Source data Block Start

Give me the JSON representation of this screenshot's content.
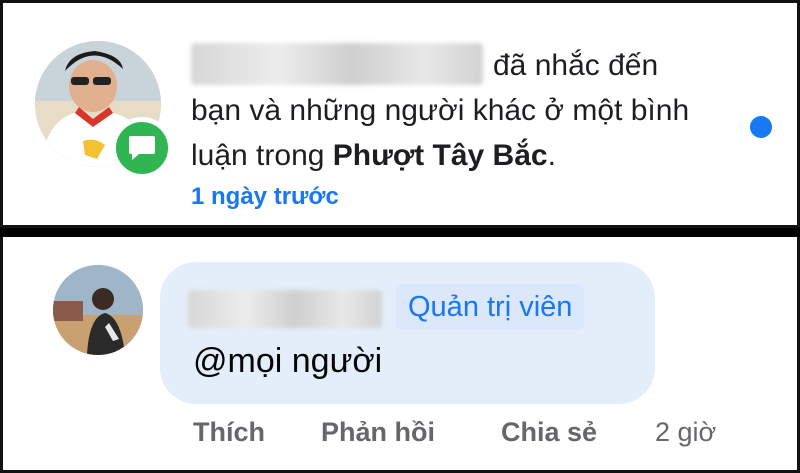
{
  "notification": {
    "text_mid": "đã nhắc đến bạn và những người khác ở một bình luận trong",
    "group_name": "Phượt Tây Bắc",
    "text_end": ".",
    "time_ago": "1 ngày trước",
    "badge_icon": "message-bubble-icon",
    "accent_color": "#1877f2",
    "badge_color": "#2fb551"
  },
  "comment": {
    "admin_label": "Quản trị viên",
    "body": "@mọi người",
    "actions": {
      "like": "Thích",
      "reply": "Phản hồi",
      "share": "Chia sẻ",
      "time": "2 giờ"
    }
  }
}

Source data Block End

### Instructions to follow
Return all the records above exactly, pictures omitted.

### Task answer
Give me the JSON representation of this screenshot's content.
{
  "notification": {
    "text_mid": "đã nhắc đến bạn và những người khác ở một bình luận trong",
    "group_name": "Phượt Tây Bắc",
    "text_end": ".",
    "time_ago": "1 ngày trước",
    "badge_icon": "message-bubble-icon",
    "accent_color": "#1877f2",
    "badge_color": "#2fb551"
  },
  "comment": {
    "admin_label": "Quản trị viên",
    "body": "@mọi người",
    "actions": {
      "like": "Thích",
      "reply": "Phản hồi",
      "share": "Chia sẻ",
      "time": "2 giờ"
    }
  }
}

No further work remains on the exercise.